7. KHOU-TV’s coverage of bad tires: This was the 2000 coverage of the Firestone problems on Ford Explorers that led to dozens of deaths, and it was a stark reminder that the best business journalism is investigative and questions companies, searching for answers when a company stonewalls. It led to an overall more adversarial approach to business journalism for the rest of the decade.
8. Jon Stewart’s takedown of Jim Cramer: Forget the back and forth between the two combatants here. Simply put, “The Daily Show” hosts montage of bad calls by Cramer put into focus what every serious business journalist knows: You don’t ever predict something, particularly involving investments or money, in print or on the air. Sadly, Cramer’s not the only one who does this.
9. Pulitzer winners abound: From the 2002 win by Gretchen Morgenson of the New York Times for her coverage of Wall Street to the 2008 win by Washington Post business columnist Steve Pearlstein and the 2009 win by Alexandra Berzon of the Las Vegas Sun, the Pulitzer committee recognized that business journalism was prescient and performed its watchdog role.
10. New delivery systems: iPhones and Blackberries now act as a transmitter of The Wall Street Journal and other major business media outlets. Twitter sends headlines of breaking news. Kindles and Sony Readers can do all and more.
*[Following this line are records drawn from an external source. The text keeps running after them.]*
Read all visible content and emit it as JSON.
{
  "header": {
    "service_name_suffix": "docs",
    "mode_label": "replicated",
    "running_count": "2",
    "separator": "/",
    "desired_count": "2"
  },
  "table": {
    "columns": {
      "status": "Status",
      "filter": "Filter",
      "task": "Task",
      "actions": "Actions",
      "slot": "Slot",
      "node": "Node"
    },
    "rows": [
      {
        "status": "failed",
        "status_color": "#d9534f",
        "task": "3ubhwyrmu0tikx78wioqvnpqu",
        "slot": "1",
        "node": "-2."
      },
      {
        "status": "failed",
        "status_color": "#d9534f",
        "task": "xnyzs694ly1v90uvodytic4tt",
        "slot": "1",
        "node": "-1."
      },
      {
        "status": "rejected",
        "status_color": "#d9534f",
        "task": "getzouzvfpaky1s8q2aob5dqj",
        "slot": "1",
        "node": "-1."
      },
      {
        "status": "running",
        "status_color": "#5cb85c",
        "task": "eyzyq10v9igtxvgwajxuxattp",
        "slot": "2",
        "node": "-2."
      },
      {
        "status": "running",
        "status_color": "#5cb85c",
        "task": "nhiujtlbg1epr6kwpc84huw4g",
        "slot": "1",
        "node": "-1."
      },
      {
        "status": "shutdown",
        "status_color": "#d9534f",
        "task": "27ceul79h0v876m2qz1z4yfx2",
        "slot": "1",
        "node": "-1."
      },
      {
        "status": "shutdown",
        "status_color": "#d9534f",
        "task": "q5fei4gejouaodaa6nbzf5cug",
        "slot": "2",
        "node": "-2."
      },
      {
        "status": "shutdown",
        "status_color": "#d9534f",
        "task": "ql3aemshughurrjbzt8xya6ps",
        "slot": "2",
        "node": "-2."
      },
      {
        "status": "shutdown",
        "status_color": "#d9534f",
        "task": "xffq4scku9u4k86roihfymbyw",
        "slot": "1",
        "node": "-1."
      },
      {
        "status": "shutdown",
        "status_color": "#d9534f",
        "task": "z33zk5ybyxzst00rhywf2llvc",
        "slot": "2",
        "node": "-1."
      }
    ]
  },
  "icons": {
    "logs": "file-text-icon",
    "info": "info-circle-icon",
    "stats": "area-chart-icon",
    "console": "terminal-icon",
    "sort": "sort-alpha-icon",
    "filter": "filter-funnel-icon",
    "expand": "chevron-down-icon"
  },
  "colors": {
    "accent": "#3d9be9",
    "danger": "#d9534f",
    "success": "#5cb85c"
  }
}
The newspaper is not dead as a medium of business news, but it now has more competition from a variety of options.
Yvette Kantrow, the executive editor of The Deal, writes that the evisceration of CNBC “Mad Money” host Jim Cramer by “The Daily Show” host Jon Stewart was the most telling moment in business journalism in the past year.
Kantrow writes, “This isn’t to say the media couldn’t have done a better job covering problems in areas ranging from subprime lending to securitization to credit default swaps to private equity (though it’s hard to imagine anyone connecting all the dots to predict just how badly the world economy would tumble).
“But as critics focus on all the missed stories, from Lehman Brothers Holdings Inc. to American International Group Inc. to the real estate bubble, one issue they don’t tackle is this: Can the media effectively bridge the gap between Main Street and Wall Street? Do you do the public a disservice by claiming that you can?
“Stewart opened the door to that discussion when he took down Cramer, but so far, few have stepped inside. Too bad. Given the way the business is going, it’s far more important than asking how the media missed catching a miscreant like Bernie Madoff.”
Read more here.
The Wall St. Cheat Sheet notes that CNBC “Mad Money” host Jim Cramer‘s recommendation to his viewers to buy Best Buy stock is now blowing up in his face.
The Cheat Sheet notes, “On last weekâ€™s Mad Money, game show host Jim Cramer told his acolytes ‘to pick up [Best Buy] BBY before Tuesday morningâ€™s announcement.’ First, trading stocks ahead of earnings is the riskiest aspect of trading. Most professional traders close their positions ahead of earnings and decide what to do after the announcement. The reason for this risk management strategy: guessing earnings is a complete gamble.
“Enter our circus show friend Jim Cramer. While Jim is busy telling people heâ€™s trying to make them better investors, here he is (again) giving investment advice to use the riskiest tactic in trading. Well, I am sad to say Jim’s ESP was dim, and those who started buying BBY into earnings are now getting slammed. The company missed expectations for margins, and the stock is trading down almost 7% as I write.
“As Jim says in his Stock-Picking Rules to Live By, ‘Just because someone says it on TV doesnâ€™t make it so.’”
Read more here.